Anselm wanted to prove the existence of God, so he proposed the ontological argument. The ontological argument is deductive, and uses a priori reasoning. This means that it starts with a statement that is known to be true solely through definition (God is the greatest conceivable being) and develops the implications of this statement in order to reach a reasonable conclusion. The deductive reasoning allows him to simply showing what the definition means. Hence, Anselm states that God exists in the mind, even the mind of those who deny His existence. However he points out that it is greater to exist in reality and in the mind than in the mind alone. Take for example; a pile of notes worth £1000. If it exists in the mind it is merely a pleasant thought, however, if it exists in reality it can be spent and is greater. Since God is the greatest conceivable being, He must exist in reality and in the mind, because to think otherwise involves contradiction of the theory, which you agree with.

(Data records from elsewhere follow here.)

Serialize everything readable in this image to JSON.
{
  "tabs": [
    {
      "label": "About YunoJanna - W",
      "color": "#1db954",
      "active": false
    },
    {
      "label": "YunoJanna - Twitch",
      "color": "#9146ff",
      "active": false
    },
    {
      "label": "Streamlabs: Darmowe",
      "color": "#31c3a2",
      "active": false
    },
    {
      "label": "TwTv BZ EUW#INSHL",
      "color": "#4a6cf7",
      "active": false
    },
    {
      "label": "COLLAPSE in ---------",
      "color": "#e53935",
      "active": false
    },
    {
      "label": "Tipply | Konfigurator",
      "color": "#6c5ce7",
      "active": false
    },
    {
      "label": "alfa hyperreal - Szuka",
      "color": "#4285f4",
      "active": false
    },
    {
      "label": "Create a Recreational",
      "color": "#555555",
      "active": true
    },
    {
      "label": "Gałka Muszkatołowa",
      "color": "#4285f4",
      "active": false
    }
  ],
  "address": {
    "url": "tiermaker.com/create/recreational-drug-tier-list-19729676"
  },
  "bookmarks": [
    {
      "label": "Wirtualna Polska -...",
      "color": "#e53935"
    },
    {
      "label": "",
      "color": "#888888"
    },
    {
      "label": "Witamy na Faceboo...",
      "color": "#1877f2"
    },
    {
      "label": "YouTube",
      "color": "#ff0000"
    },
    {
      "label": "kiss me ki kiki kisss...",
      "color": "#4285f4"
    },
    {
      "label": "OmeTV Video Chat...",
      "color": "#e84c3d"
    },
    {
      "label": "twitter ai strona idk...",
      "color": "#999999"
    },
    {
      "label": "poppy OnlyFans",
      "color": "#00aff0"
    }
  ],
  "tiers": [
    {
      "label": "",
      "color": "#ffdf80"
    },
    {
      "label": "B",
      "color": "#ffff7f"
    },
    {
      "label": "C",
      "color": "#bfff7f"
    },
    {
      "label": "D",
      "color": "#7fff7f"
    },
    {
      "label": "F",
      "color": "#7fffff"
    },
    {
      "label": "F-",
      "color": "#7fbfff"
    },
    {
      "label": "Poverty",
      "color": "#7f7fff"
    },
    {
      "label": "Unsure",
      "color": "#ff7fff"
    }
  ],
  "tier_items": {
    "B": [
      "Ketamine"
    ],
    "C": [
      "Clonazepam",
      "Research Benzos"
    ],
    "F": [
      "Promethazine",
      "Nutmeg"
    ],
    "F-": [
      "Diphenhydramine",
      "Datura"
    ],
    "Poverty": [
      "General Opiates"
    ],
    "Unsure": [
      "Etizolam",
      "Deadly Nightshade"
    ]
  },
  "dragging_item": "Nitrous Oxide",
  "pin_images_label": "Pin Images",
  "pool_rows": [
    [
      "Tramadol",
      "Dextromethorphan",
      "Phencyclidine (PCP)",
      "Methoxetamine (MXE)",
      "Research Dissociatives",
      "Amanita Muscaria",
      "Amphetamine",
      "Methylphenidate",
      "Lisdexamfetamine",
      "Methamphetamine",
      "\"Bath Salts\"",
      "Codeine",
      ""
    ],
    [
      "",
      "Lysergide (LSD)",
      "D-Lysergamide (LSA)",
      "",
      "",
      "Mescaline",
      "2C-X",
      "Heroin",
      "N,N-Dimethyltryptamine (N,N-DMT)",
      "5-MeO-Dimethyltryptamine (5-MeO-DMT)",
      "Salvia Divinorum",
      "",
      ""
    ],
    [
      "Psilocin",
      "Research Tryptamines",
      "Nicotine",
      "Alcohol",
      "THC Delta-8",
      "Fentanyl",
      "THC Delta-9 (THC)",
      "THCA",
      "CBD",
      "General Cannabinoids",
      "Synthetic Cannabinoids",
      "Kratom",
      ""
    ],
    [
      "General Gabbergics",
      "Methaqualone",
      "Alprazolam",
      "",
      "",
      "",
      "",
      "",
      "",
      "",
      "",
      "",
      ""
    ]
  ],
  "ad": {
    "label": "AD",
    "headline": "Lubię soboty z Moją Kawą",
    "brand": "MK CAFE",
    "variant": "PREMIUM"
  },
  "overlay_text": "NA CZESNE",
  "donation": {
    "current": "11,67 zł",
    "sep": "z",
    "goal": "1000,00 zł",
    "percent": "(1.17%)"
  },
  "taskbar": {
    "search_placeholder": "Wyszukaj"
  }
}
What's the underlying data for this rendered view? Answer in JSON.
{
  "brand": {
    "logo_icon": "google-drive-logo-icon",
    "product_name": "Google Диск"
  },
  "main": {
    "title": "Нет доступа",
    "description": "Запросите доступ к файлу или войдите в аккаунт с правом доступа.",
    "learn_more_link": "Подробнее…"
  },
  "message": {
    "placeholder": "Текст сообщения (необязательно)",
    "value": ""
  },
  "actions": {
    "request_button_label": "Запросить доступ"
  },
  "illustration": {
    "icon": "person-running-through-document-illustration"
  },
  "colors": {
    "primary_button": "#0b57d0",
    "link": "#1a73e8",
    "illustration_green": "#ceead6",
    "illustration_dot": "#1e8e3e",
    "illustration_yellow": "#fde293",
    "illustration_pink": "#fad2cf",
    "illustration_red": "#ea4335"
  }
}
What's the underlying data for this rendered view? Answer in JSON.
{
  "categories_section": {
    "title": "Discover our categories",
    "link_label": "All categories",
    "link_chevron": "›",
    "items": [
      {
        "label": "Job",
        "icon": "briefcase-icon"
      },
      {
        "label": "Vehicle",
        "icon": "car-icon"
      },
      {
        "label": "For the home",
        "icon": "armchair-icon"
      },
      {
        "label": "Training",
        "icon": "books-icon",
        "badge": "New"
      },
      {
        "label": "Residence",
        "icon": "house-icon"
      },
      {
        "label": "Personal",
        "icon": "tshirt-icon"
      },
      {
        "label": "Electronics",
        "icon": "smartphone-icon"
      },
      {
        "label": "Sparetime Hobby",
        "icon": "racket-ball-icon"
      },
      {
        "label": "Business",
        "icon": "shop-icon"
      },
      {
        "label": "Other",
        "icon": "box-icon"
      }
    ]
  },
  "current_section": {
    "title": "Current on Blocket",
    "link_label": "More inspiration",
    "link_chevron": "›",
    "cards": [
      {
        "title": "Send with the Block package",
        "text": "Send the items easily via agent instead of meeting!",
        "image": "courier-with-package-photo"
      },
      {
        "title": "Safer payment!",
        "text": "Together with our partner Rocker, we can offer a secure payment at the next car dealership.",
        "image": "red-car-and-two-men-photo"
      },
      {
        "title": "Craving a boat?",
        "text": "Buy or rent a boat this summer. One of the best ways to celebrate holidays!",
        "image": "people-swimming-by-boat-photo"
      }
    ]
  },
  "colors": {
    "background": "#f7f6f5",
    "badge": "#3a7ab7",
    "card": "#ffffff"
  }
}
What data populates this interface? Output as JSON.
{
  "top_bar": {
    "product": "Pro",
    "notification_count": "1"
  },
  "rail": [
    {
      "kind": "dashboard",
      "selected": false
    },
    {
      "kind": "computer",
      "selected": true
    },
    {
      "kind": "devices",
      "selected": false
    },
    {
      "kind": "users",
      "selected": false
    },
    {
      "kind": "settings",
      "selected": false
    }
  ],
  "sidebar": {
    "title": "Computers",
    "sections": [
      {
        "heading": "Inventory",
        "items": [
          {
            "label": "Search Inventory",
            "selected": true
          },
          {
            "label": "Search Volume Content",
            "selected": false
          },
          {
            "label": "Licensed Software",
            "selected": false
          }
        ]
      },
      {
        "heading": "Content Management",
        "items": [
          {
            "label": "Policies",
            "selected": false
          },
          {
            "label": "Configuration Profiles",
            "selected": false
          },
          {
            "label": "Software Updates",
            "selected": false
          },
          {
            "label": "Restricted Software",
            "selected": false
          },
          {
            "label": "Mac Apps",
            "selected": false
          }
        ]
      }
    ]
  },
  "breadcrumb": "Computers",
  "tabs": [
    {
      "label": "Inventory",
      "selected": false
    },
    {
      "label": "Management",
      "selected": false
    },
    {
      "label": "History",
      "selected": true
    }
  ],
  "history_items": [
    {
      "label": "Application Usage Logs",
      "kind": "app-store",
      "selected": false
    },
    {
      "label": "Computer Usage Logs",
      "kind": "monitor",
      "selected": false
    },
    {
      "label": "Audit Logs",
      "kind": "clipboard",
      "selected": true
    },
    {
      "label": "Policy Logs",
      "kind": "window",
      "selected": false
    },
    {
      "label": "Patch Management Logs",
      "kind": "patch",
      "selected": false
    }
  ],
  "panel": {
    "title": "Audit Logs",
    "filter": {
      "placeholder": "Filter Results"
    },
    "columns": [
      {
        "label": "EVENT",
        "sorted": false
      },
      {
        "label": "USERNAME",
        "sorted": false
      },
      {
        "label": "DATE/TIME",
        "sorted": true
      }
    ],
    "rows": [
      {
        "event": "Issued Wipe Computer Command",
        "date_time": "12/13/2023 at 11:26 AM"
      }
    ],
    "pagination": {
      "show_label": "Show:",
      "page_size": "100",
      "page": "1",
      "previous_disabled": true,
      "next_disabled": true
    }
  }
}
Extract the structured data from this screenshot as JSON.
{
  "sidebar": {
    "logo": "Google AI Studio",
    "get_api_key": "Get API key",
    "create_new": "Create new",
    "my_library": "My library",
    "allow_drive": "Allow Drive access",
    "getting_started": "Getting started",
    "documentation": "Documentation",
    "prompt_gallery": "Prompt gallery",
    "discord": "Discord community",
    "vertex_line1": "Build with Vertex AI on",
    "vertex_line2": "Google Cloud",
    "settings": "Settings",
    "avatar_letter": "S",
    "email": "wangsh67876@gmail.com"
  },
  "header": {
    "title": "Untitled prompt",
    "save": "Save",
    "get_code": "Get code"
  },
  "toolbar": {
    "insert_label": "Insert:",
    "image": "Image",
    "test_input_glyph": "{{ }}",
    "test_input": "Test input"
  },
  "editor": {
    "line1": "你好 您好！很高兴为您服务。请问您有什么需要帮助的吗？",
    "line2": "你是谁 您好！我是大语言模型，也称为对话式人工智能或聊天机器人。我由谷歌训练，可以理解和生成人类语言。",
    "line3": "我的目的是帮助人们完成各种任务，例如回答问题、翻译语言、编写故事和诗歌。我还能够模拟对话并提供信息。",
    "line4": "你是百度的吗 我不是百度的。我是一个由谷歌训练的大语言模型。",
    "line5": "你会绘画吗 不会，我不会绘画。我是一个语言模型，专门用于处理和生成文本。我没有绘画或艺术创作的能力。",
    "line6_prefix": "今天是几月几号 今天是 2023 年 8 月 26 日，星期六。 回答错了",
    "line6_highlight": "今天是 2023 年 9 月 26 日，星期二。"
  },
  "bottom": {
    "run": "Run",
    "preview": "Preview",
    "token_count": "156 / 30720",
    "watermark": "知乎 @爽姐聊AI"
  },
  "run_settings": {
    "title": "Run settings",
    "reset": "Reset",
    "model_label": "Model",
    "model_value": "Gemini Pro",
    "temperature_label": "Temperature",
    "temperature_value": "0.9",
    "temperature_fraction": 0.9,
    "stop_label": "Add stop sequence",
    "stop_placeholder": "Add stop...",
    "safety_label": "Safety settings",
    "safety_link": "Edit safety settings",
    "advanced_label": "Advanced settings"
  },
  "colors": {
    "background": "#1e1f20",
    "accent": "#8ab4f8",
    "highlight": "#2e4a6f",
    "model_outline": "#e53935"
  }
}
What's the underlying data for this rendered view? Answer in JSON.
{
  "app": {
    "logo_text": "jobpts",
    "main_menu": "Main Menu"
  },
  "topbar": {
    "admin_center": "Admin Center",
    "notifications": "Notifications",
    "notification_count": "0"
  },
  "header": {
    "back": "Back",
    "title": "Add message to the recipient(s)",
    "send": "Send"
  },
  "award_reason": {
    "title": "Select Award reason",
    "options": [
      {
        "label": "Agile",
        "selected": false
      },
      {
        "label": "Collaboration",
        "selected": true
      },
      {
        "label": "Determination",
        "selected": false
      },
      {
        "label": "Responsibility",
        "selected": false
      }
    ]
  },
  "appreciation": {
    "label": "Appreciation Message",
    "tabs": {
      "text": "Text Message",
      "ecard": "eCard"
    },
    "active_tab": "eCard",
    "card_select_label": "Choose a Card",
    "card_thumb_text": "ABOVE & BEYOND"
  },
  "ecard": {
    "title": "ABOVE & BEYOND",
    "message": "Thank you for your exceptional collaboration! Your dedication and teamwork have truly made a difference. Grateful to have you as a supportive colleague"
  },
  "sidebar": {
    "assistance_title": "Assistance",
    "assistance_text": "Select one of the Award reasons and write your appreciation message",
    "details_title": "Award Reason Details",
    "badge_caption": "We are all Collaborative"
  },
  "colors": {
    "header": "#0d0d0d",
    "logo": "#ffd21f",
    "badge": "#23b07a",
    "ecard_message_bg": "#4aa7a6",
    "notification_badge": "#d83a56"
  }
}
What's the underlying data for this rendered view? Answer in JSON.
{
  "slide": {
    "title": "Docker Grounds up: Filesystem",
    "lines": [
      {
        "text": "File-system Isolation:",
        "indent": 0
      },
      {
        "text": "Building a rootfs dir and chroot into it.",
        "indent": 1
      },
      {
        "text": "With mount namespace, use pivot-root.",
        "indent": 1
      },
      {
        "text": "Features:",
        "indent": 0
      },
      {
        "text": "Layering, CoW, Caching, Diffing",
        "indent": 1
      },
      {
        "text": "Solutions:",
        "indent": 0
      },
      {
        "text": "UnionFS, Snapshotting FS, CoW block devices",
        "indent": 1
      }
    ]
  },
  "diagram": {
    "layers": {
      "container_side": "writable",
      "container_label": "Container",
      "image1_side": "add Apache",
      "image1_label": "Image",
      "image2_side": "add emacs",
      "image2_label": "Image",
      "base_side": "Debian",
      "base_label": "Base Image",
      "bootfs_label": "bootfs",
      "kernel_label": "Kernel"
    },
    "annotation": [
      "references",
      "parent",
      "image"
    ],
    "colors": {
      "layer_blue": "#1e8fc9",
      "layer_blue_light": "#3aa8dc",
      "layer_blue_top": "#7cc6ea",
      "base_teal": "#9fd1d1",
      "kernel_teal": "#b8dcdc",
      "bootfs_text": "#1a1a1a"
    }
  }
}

Anselm also says that God could possibly be a contingent God, who is dependent on something else for existence. If this was true God would not be worthy of worship and would not be the greatest conceivable being. A necessary God, one whose non existence is impossible, is greater than a contingent God whose non existence is possible. God has no creator, so to have to have someone else to depend on for existence, means they are not God. Therefore, we must accept that god is also necessary, as well as existant in reality, because to think otherwise involves a contradiction. The reason for people being able to deny the existence of God is due to them knowing the definition of the word God, not the existence of God.